Applications are open to all non-finalist University of Glasgow undergraduates on a life sciences degree programme. Successful HRAs should be prepared to commit up to a maximum of 10 hours per week, and aware that this commitment will take place during term time. Hours are typically spread across multiple weekdays and occasionally weekends, depending on the nature of task/experiment. Please only apply if you are able to make such a commitment. Please note that this is a voluntary position that will not be funded.
Placement start: TBA
Placement end: HRAs are encouraged to benefit from a long-term placement and should plan their own end-date with their supervisor.
Application deadline: TBA
Applications will be reviewed together following the deadline, and NOT on a rolling basis.
Shortlisted applicants will be invited to an informal interview.
2020 – 2021 Host Labs
Dr Adam Dobson
Nutrition affects all aspects of animal form and function, including development, adult health, and the biology of ageing. Consequently, both gut microbes and diet are important factors for lifelong health. Nutrient availability is unlikely to exactly match the consumer's needs, which vary genetically, by life stage, and also amongst distinct tissues. This mismatch of supply and demand means that animals have to "choose" how to use nutrients, and certain processes will be prioritised over others. This prioritisation results in biological tradeoffs, which underlie epidemics of human ill-health, including metabolic disease and diseases of ageing. I am interested in the function and evolution of nutrient signalling and metabolism. The ultimate goal is to promote health throughout the lifecourse by optimising microbiota and diet for individuals' needs. I primarily address these questions using the fruitfly, Drosophila melanogaster, to identify evolutionarily-conserved processes that could be targeted in other animals, including humans.
Dr Adam Dobson
HRAs will help with experiments to study impacts of genetic, dietary, microbial and pharmacological manipulations. These experiments will focus primarily on Drosophila lifespan, development, egg laying, though positive results from these experiments may also lead to additional molecular assays (e.g. gene expression, metabolic status).
Prof Alberto Sanz
Our laboratory investigates how mitochondria contribute to ageing and the onset of age-related diseases. We are particularly keen to understand the role of Reactive Oxygen Species (ROS) play in the ageing process. ROS are both essential cellular messengers and oxidants that cause oxidative damage. We aim to understand where, when and how ROS are generated within mitochondria. Besides, we want to identify the downstream targets and physiological actions triggered by site-specific ROS signalling. Our final goal is to develop new therapies to prevent or reverse age-related mitochondrial deterioration and loss of redox signalling in order to extend healthy lifespan.
Prof Alberto Sanz
The project aims to analyse data from the literature (including transcriptomics, metabolomics and proteomics data) to generate new fly (Drosophila melanogaster) models to manipulate mitochondrial function.

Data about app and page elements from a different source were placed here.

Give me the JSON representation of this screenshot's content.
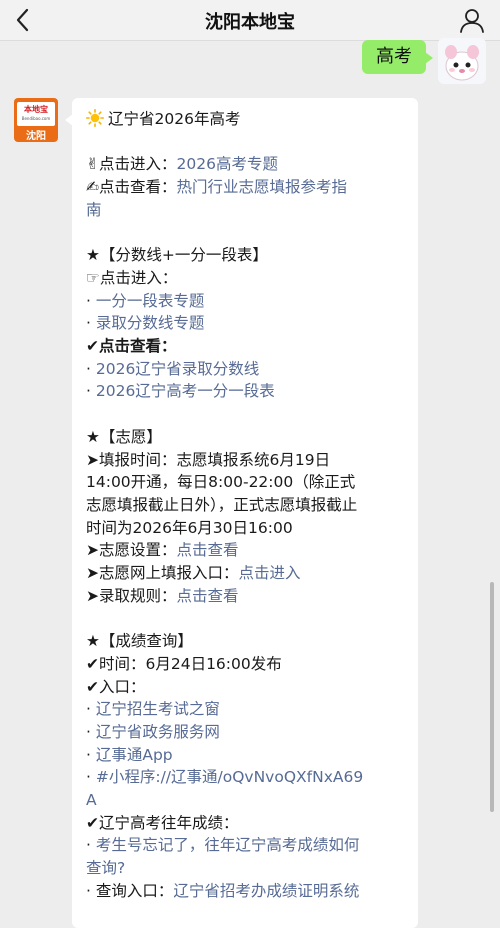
{
  "header": {
    "title": "沈阳本地宝"
  },
  "chat": {
    "user_message": "高考",
    "bot": {
      "avatar_brand": "本地宝",
      "avatar_site": "Bendibao.com",
      "avatar_city": "沈阳"
    }
  },
  "message": {
    "heading": "辽宁省2026年高考",
    "enter_prefix": "✌点击进入：",
    "enter_link": "2026高考专题",
    "view_prefix": "✍点击查看：",
    "view_link_line1": "热门行业志愿填报参考指",
    "view_link_line2": "南",
    "score_heading": "★【分数线+一分一段表】",
    "score_enter_prefix": "☞点击进入：",
    "score_link1_bullet": "· ",
    "score_link1": "一分一段表专题",
    "score_link2_bullet": "· ",
    "score_link2": "录取分数线专题",
    "score_view_prefix": "✔点击查看：",
    "score_link3_bullet": "· ",
    "score_link3": "2026辽宁省录取分数线",
    "score_link4_bullet": "· ",
    "score_link4": "2026辽宁高考一分一段表",
    "wish_heading": "★【志愿】",
    "wish_time_l1": "➤填报时间：志愿填报系统6月19日",
    "wish_time_l2": "14:00开通，每日8:00-22:00（除正式",
    "wish_time_l3": "志愿填报截止日外），正式志愿填报截止",
    "wish_time_l4": "时间为2026年6月30日16:00",
    "wish_setting_prefix": "➤志愿设置：",
    "wish_setting_link": "点击查看",
    "wish_online_prefix": "➤志愿网上填报入口：",
    "wish_online_link": "点击进入",
    "wish_rules_prefix": "➤录取规则：",
    "wish_rules_link": "点击查看",
    "result_heading": "★【成绩查询】",
    "result_time": "✔时间：6月24日16:00发布",
    "result_entry": "✔入口：",
    "result_link1_bullet": "· ",
    "result_link1": "辽宁招生考试之窗",
    "result_link2_bullet": "· ",
    "result_link2": "辽宁省政务服务网",
    "result_link3_bullet": "· ",
    "result_link3": "辽事通App",
    "result_link4_bullet": "· ",
    "result_link4_l1": "#小程序://辽事通/oQvNvoQXfNxA69",
    "result_link4_l2": "A",
    "past_heading": "✔辽宁高考往年成绩：",
    "past_link1_bullet": "· ",
    "past_link1_l1": "考生号忘记了，往年辽宁高考成绩如何",
    "past_link1_l2": "查询?",
    "past_entry_prefix": "· 查询入口：",
    "past_entry_link": "辽宁省招考办成绩证明系统"
  }
}
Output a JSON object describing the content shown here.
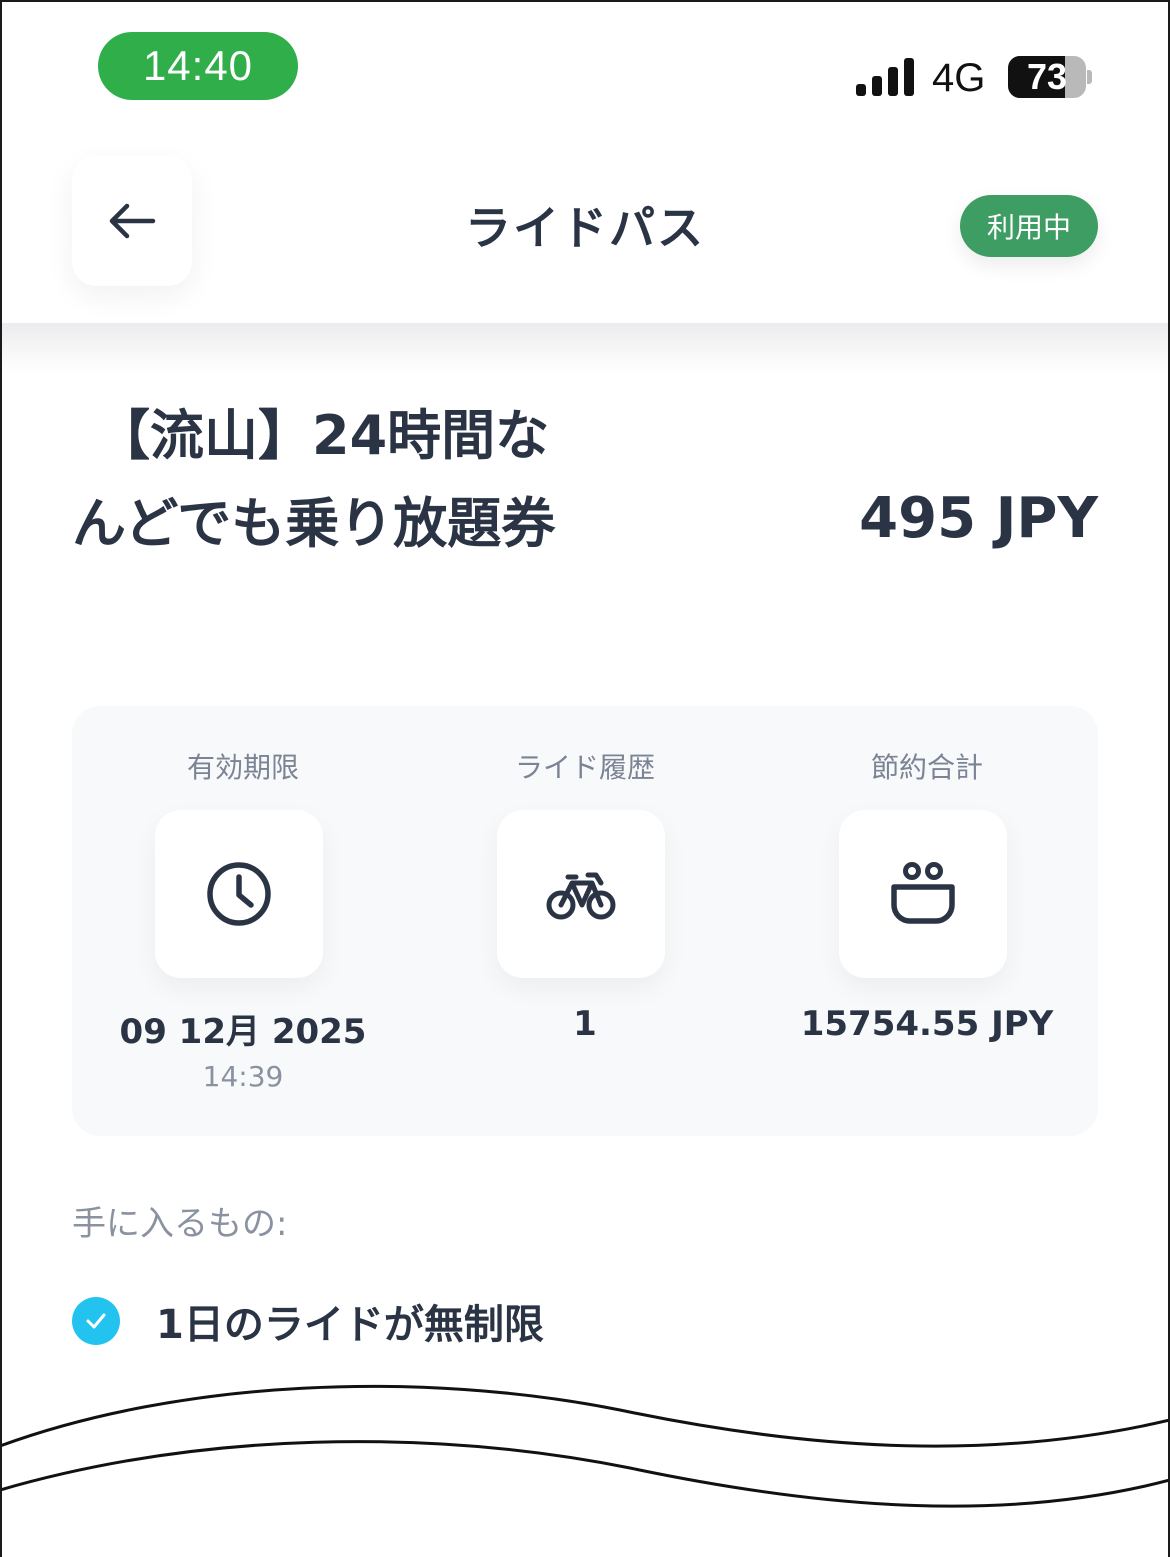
{
  "status_bar": {
    "time": "14:40",
    "network": "4G",
    "battery": "73",
    "battery_level": 0.73
  },
  "header": {
    "title": "ライドパス",
    "status_badge": "利用中",
    "back_icon": "arrow-left-icon"
  },
  "pass": {
    "title_line1": "【流山】24時間な",
    "title_line2": "んどでも乗り放題券",
    "price": "495 JPY"
  },
  "stats": [
    {
      "label": "有効期限",
      "icon": "clock-icon",
      "value": "09 12月 2025",
      "sub": "14:39"
    },
    {
      "label": "ライド履歴",
      "icon": "bicycle-icon",
      "value": "1",
      "sub": ""
    },
    {
      "label": "節約合計",
      "icon": "wallet-icon",
      "value": "15754.55 JPY",
      "sub": ""
    }
  ],
  "benefits": {
    "heading": "手に入るもの:",
    "items": [
      {
        "icon": "check-icon",
        "label": "1日のライドが無制限"
      }
    ]
  },
  "colors": {
    "time_pill": "#2fae4a",
    "status_badge": "#3e9d63",
    "check": "#22c3ef",
    "text": "#2b3445"
  }
}
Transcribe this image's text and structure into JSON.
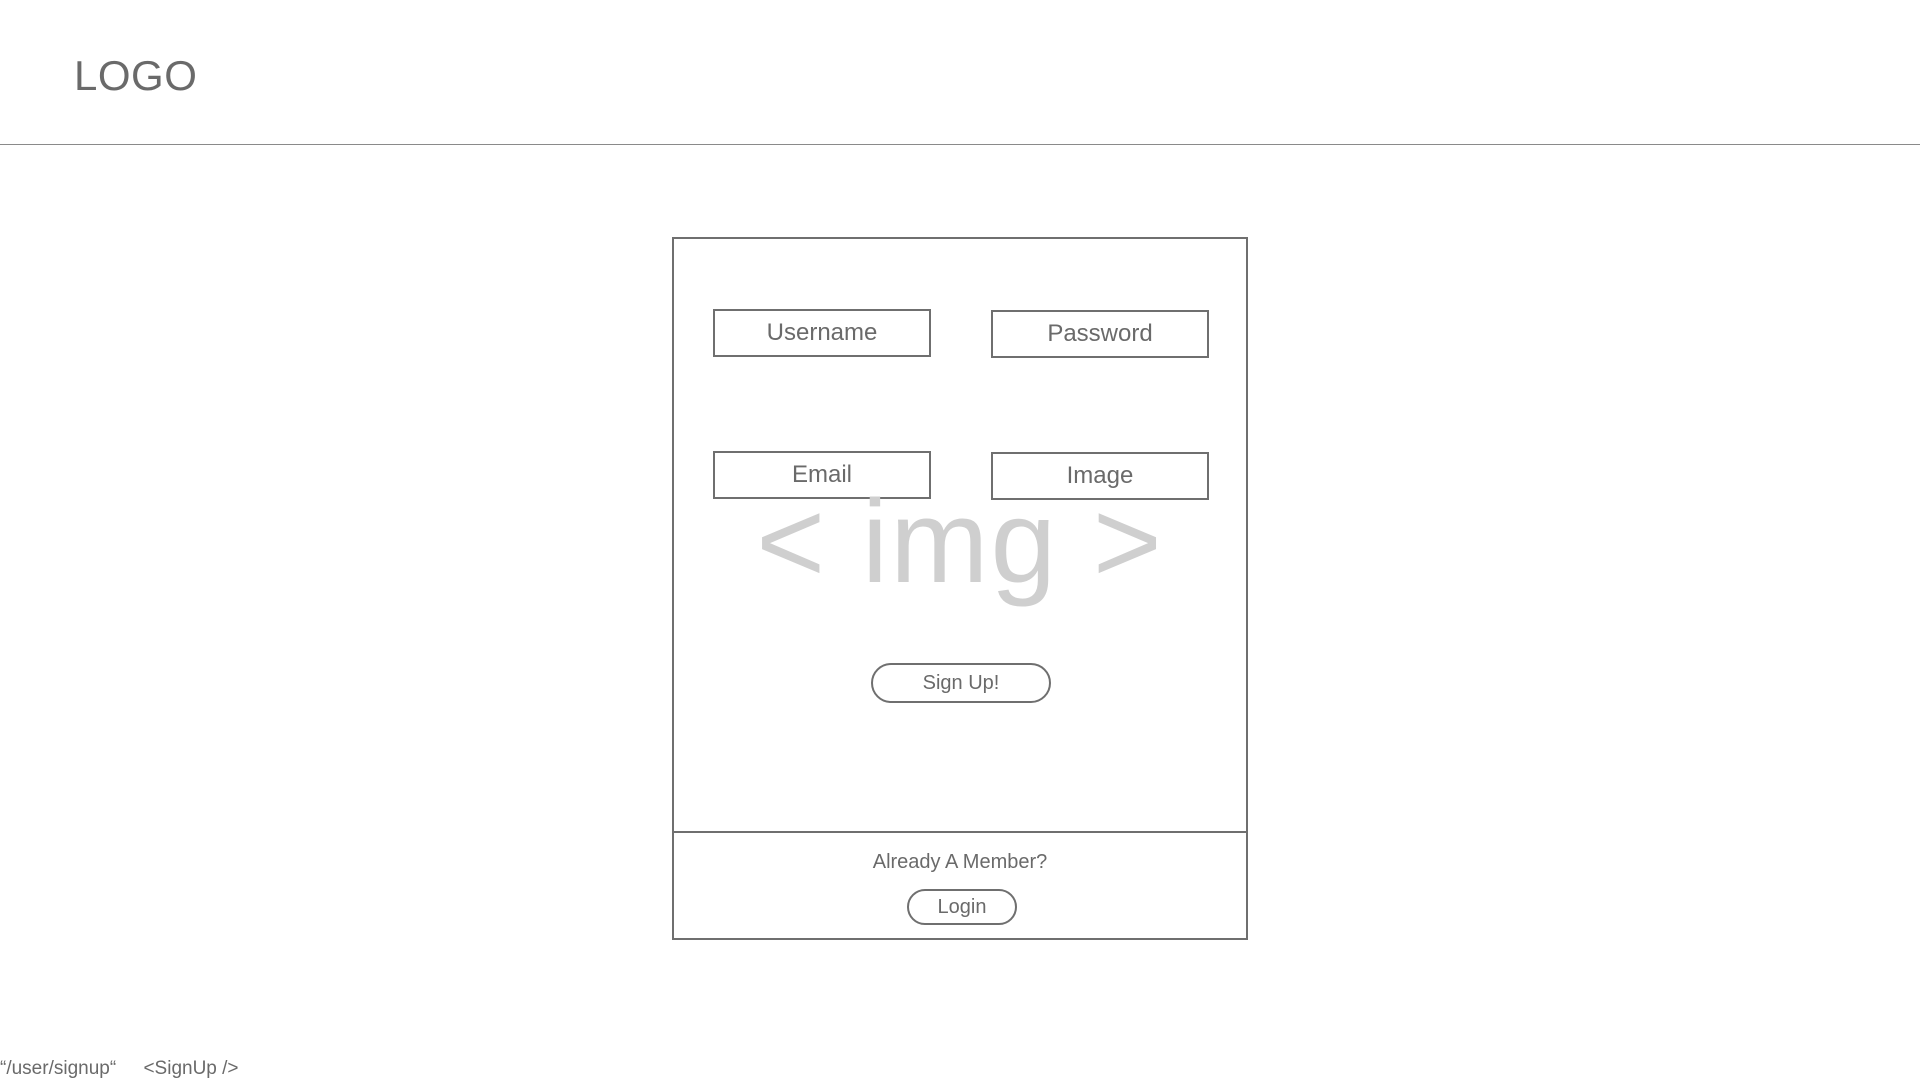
{
  "header": {
    "logo": "LOGO"
  },
  "signup_form": {
    "fields": {
      "username": "Username",
      "password": "Password",
      "email": "Email",
      "image": "Image"
    },
    "image_placeholder": "< img >",
    "signup_label": "Sign Up!"
  },
  "login_section": {
    "prompt": "Already A Member?",
    "login_label": "Login"
  },
  "footer": {
    "route": "“/user/signup“",
    "component": "<SignUp />"
  }
}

We are looking for innovative ways to boost mitochondrial activity that can be translated to humans. Using these new fly models, HRAs will assist in generating new reagents and technologies to measure mitochondrial function and study redox signalling in vivo. We will perform lifespan studies to assess whether experimental modification of mitochondrial function alters lifespan. HRAs will be working at the Institute of Molecular, Cell and Systems Biology at the University of Glasgow. S/he will work in close collaboration with bioinformaticians, geneticists and biochemists and will receive training in one or more of the former disciplines.